sam13
10-16-2014, 10:57 AM
No need for this thread to take a negative tone. None of us have the right answer. At the end of the day it is going to come down to what feels best to each INDIVIDUAL player based on many factors. My advice is to go into a high end shop and play several different radiuses to see how they feel to you.

That said, we have had a very positive response from our 12" radius and I would feel comfortable recommending it to most ukulele players.

Will you be adding a Cedar top to the Cocobolo Back and sides? Would consider a Tenor with radius ... and if I could get ... GOTOH UPT's added to it. Thanks.

Cocobolo Ukuleles
10-16-2014, 11:26 AM
Hi Sam, I just got my hands on some Western Red Cedar and I am really looking forward to building several customs with it. We experimented with it a few months ago and it sounded excellent. We are now offering the option to upgrade to Peghed geared tuners, strap buttons and abalone markers on the top of the fretboard (abalone on top is an option because many people like the cocobolo fretboard in its natural state, but we include them as side markers standard).

We would be happy to build you a tenor :) We are just finalizing our new designs now and we should have our first tenors and sopranos available in about 7-8 weeks.
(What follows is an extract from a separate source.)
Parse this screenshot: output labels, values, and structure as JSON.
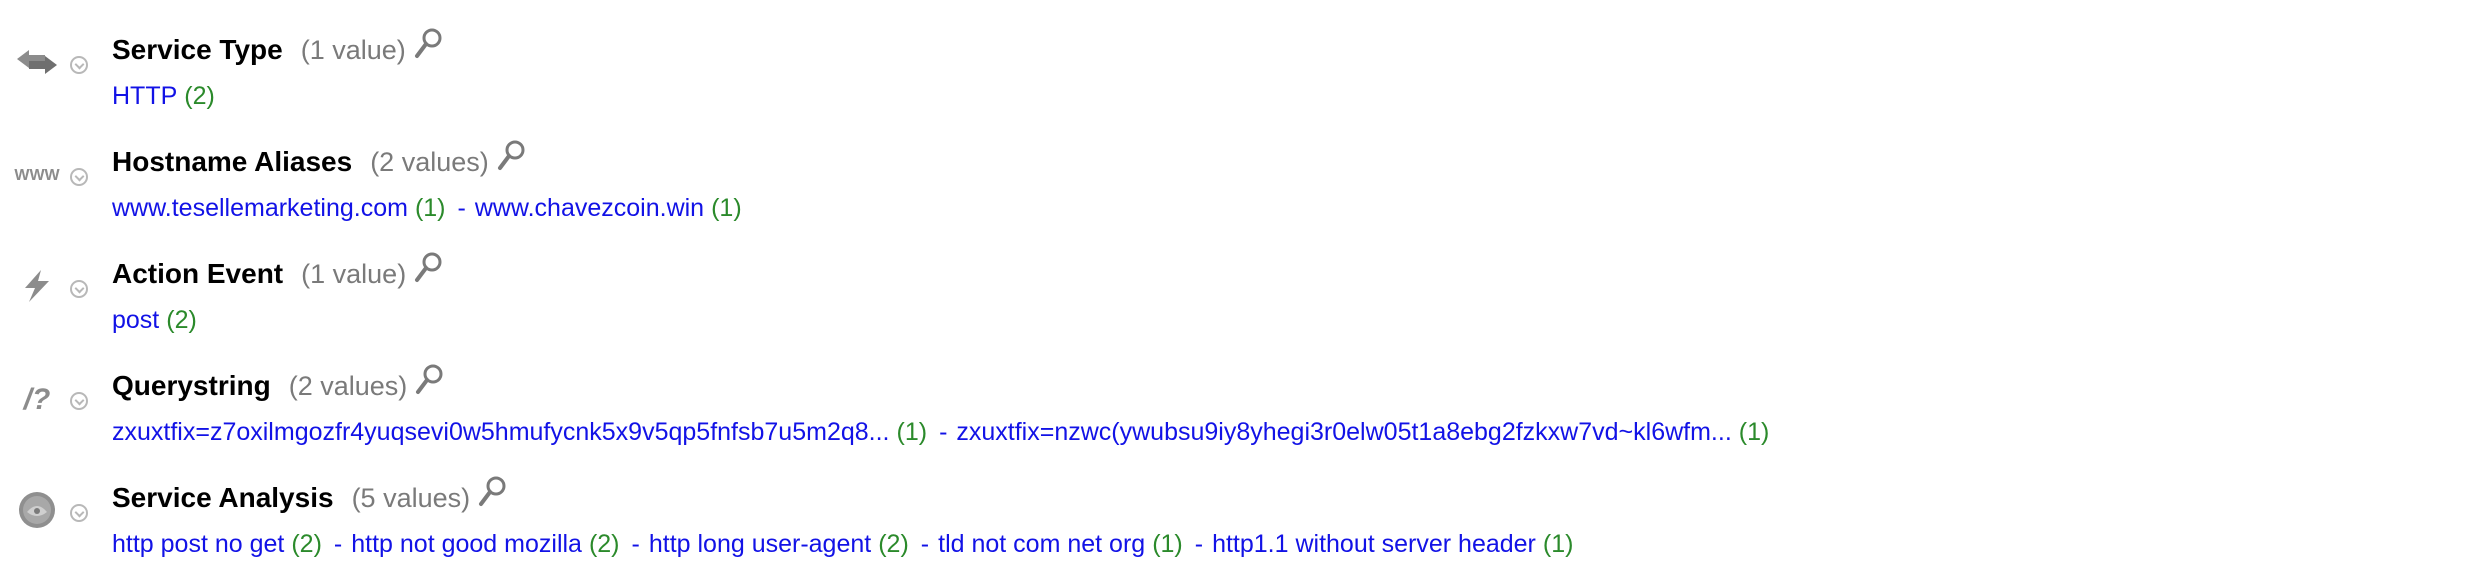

We are really excited.

DownUpDave
10-16-2014, 11:47 AM
I like a 16" radius, reasons below

#1 -because the only uke I own with a radiused fret board is a Pono and that is what they use
#2 - I am a weak player
#3 - I am old
#4 - I have hand issues
#5 - I like to agree with Chuck Moore (see points#2-4 above). :pHe is way smarter about this stuff than me :cool:

kissing
10-16-2014, 11:53 AM
Believe what you want,son. I'm not going to get into an argument with you.
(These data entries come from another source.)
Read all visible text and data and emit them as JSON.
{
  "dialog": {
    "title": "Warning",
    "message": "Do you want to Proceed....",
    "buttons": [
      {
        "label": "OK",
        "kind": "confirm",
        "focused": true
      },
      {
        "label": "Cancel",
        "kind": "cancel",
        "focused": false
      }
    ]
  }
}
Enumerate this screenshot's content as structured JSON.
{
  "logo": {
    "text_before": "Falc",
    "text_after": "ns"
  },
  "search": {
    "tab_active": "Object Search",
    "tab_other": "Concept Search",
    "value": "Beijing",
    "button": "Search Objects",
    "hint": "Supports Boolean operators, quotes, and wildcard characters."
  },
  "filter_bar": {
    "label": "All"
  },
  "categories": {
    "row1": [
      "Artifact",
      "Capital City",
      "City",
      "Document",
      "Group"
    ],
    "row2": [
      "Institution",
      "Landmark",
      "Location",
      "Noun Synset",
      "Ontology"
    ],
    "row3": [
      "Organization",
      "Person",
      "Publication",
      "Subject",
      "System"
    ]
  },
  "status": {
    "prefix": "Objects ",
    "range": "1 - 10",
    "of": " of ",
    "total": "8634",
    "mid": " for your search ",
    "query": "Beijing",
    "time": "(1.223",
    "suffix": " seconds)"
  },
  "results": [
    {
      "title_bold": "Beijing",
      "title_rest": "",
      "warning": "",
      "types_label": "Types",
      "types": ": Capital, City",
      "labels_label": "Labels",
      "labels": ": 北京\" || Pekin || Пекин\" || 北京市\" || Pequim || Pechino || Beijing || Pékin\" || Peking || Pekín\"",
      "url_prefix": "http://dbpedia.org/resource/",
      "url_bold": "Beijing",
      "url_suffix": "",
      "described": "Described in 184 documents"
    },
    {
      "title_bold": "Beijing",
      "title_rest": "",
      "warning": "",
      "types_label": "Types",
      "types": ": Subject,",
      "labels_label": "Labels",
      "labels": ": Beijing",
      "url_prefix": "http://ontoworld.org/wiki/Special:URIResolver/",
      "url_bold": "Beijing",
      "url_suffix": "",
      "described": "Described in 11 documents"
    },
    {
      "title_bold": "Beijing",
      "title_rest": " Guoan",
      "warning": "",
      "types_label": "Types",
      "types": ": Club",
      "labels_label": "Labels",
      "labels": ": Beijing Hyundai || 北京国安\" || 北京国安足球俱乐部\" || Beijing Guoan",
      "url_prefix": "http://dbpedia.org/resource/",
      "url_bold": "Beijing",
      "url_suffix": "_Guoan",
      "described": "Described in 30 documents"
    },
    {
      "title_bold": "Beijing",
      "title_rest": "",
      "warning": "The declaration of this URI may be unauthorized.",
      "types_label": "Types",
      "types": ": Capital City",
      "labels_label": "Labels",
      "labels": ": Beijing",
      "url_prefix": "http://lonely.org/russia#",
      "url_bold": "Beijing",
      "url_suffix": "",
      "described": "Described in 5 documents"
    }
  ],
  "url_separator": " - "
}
So in conclusion, you have nothing more to say than "I'm an expert and I am right, but I will in no way support my claims with any evidence or logical explanation".

You do realise this "argument" was started by you when you made a snide post in calling "BS" on my post.
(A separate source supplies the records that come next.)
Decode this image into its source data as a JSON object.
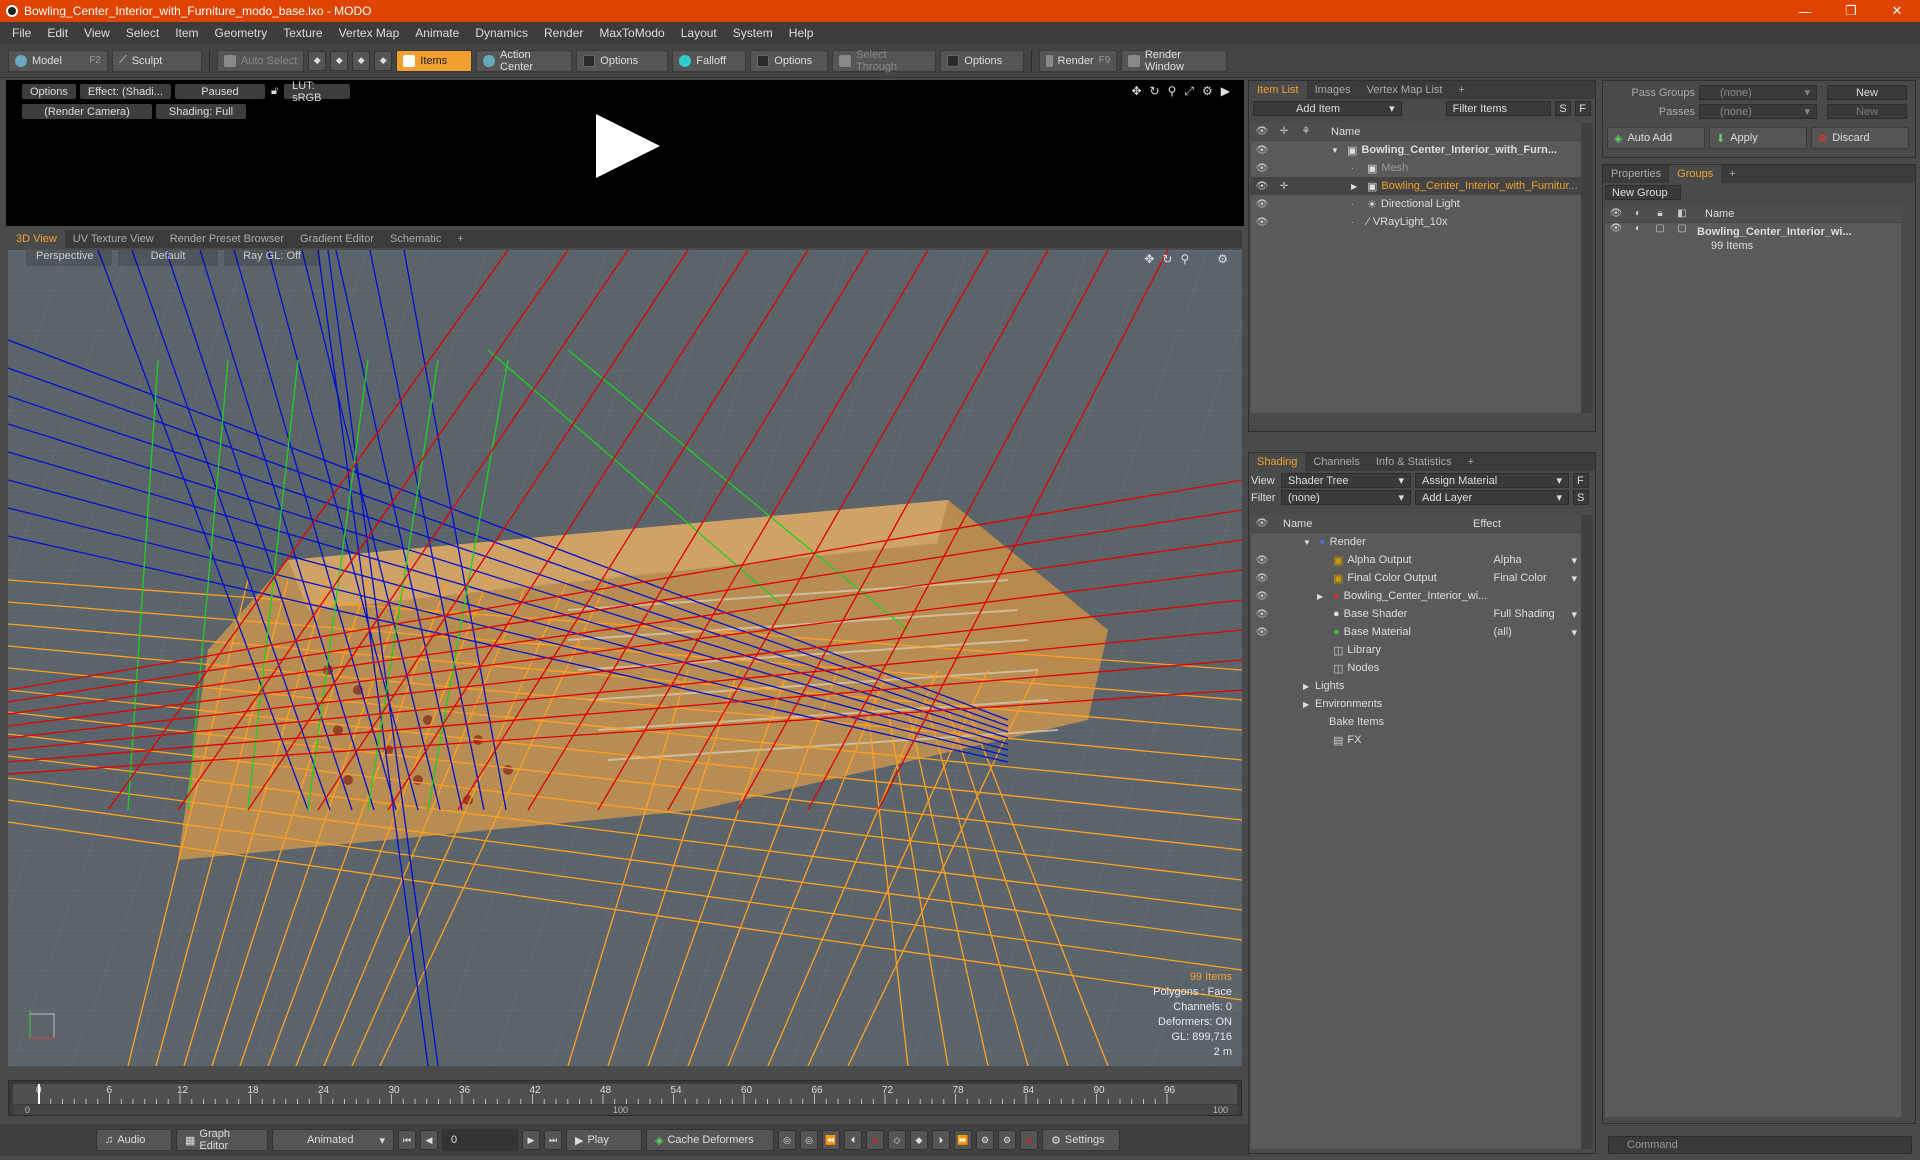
{
  "window": {
    "title": "Bowling_Center_Interior_with_Furniture_modo_base.lxo - MODO",
    "minimize": "—",
    "restore": "❐",
    "close": "✕"
  },
  "menu": [
    "File",
    "Edit",
    "View",
    "Select",
    "Item",
    "Geometry",
    "Texture",
    "Vertex Map",
    "Animate",
    "Dynamics",
    "Render",
    "MaxToModo",
    "Layout",
    "System",
    "Help"
  ],
  "toolbar": {
    "model": "Model",
    "model_key": "F2",
    "sculpt": "Sculpt",
    "auto_select": "Auto Select",
    "items": "Items",
    "action_center": "Action Center",
    "options1": "Options",
    "falloff": "Falloff",
    "options2": "Options",
    "select_through": "Select Through",
    "options3": "Options",
    "render": "Render",
    "render_key": "F9",
    "render_window": "Render Window"
  },
  "preview": {
    "options": "Options",
    "effect": "Effect: (Shadi...",
    "paused": "Paused",
    "lut": "LUT: sRGB",
    "camera": "(Render Camera)",
    "shading": "Shading: Full"
  },
  "view_tabs": [
    "3D View",
    "UV Texture View",
    "Render Preset Browser",
    "Gradient Editor",
    "Schematic",
    "+"
  ],
  "viewport": {
    "perspective": "Perspective",
    "default": "Default",
    "raygl": "Ray GL: Off"
  },
  "stats": {
    "items": "99 Items",
    "polygons": "Polygons : Face",
    "channels": "Channels: 0",
    "deformers": "Deformers: ON",
    "gl": "GL: 899,716",
    "scale": "2 m"
  },
  "timeline": {
    "ticks": [
      "0",
      "6",
      "12",
      "18",
      "24",
      "30",
      "36",
      "42",
      "48",
      "54",
      "60",
      "66",
      "72",
      "78",
      "84",
      "90",
      "96"
    ],
    "bottom_ticks": [
      "0",
      "100",
      "100"
    ]
  },
  "transport": {
    "audio": "Audio",
    "graph_editor": "Graph Editor",
    "animated": "Animated",
    "frame": "0",
    "play": "Play",
    "cache": "Cache Deformers",
    "settings": "Settings"
  },
  "item_list": {
    "tabs": [
      "Item List",
      "Images",
      "Vertex Map List",
      "+"
    ],
    "add_item": "Add Item",
    "filter_items": "Filter Items",
    "s": "S",
    "f": "F",
    "name_col": "Name",
    "rows": [
      {
        "label": "Bowling_Center_Interior_with_Furn...",
        "style": "bold"
      },
      {
        "label": "Mesh",
        "style": "dim"
      },
      {
        "label": "Bowling_Center_Interior_with_Furnitur...",
        "style": "orange"
      },
      {
        "label": "Directional Light",
        "style": "normal"
      },
      {
        "label": "VRayLight_10x",
        "style": "normal"
      }
    ]
  },
  "shading": {
    "tabs": [
      "Shading",
      "Channels",
      "Info & Statistics",
      "+"
    ],
    "view_label": "View",
    "view_value": "Shader Tree",
    "assign": "Assign Material",
    "f": "F",
    "filter_label": "Filter",
    "filter_value": "(none)",
    "add_layer": "Add Layer",
    "s": "S",
    "name_col": "Name",
    "effect_col": "Effect",
    "rows": [
      {
        "label": "Render",
        "effect": ""
      },
      {
        "label": "Alpha Output",
        "effect": "Alpha"
      },
      {
        "label": "Final Color Output",
        "effect": "Final Color"
      },
      {
        "label": "Bowling_Center_Interior_wi...",
        "effect": ""
      },
      {
        "label": "Base Shader",
        "effect": "Full Shading"
      },
      {
        "label": "Base Material",
        "effect": "(all)"
      },
      {
        "label": "Library",
        "effect": ""
      },
      {
        "label": "Nodes",
        "effect": ""
      },
      {
        "label": "Lights",
        "effect": ""
      },
      {
        "label": "Environments",
        "effect": ""
      },
      {
        "label": "Bake Items",
        "effect": ""
      },
      {
        "label": "FX",
        "effect": ""
      }
    ]
  },
  "pass": {
    "pass_groups": "Pass Groups",
    "passes": "Passes",
    "none1": "(none)",
    "none2": "(none)",
    "new1": "New",
    "new2": "New",
    "auto_add": "Auto Add",
    "apply": "Apply",
    "discard": "Discard"
  },
  "groups": {
    "tabs": [
      "Properties",
      "Groups",
      "+"
    ],
    "new_group": "New Group",
    "name_col": "Name",
    "item": "Bowling_Center_Interior_wi...",
    "count": "99 Items"
  },
  "command": {
    "placeholder": "Command"
  },
  "colors": {
    "accent": "#f0a030",
    "titlebar": "#e04300",
    "red": "#e00000",
    "blue": "#0010d0",
    "green": "#20d020",
    "orange": "#ffa020"
  }
}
I don't push my opinion to be the only correct answer and welcome people to express other opinions.

But you sir are nothing but a troll who disrespects other people and have nothing to support your perspective other than blowing your own trumpet about what an expert you are.

I am the one not getting into an argument with you. Gramps.

Wicked
10-16-2014, 01:13 PM
I dropped it. I believe that everyone would like you to do so as well. This is my last post on this thread.

southcoastukes
10-16-2014, 04:35 PM
I have two favorite radii.

The first would be 0" for the reasons Chuck outlined. The second would be a compound radius, and I don't have a measurement for that. Neither do the folks who do it.

Handmade Latin instruments (and probably Spanish as well), will often have what we call a "J" shape. The fretboard is curved (by hand) at the bottom side but is flat the rest of the way across. Our last luthier built this way. The curve at the bottom was so slight I doubt many people noticed it. Nonetheless, this is an extremely comfortable fretboard for the great majority of players because in contrast to the two sided radius, this actually is the shape of the typical human finger.

The machined two-sided radius curve may be easier to fret on the 1st or even 2nd strings, but it's often harder for many to fret on the 4th string. Just look at your fingers. They don't form a "C" shape, they form a "J". The more of a radius that a fretboard has, the more difficult it becomes to fret the 4th string.

estreya
10-16-2014, 04:49 PM
" ... Ted Nugent (yes, he was insane back then too)."

Too funny. And i found your posts to be quite informative as well, Wicked. Thank you!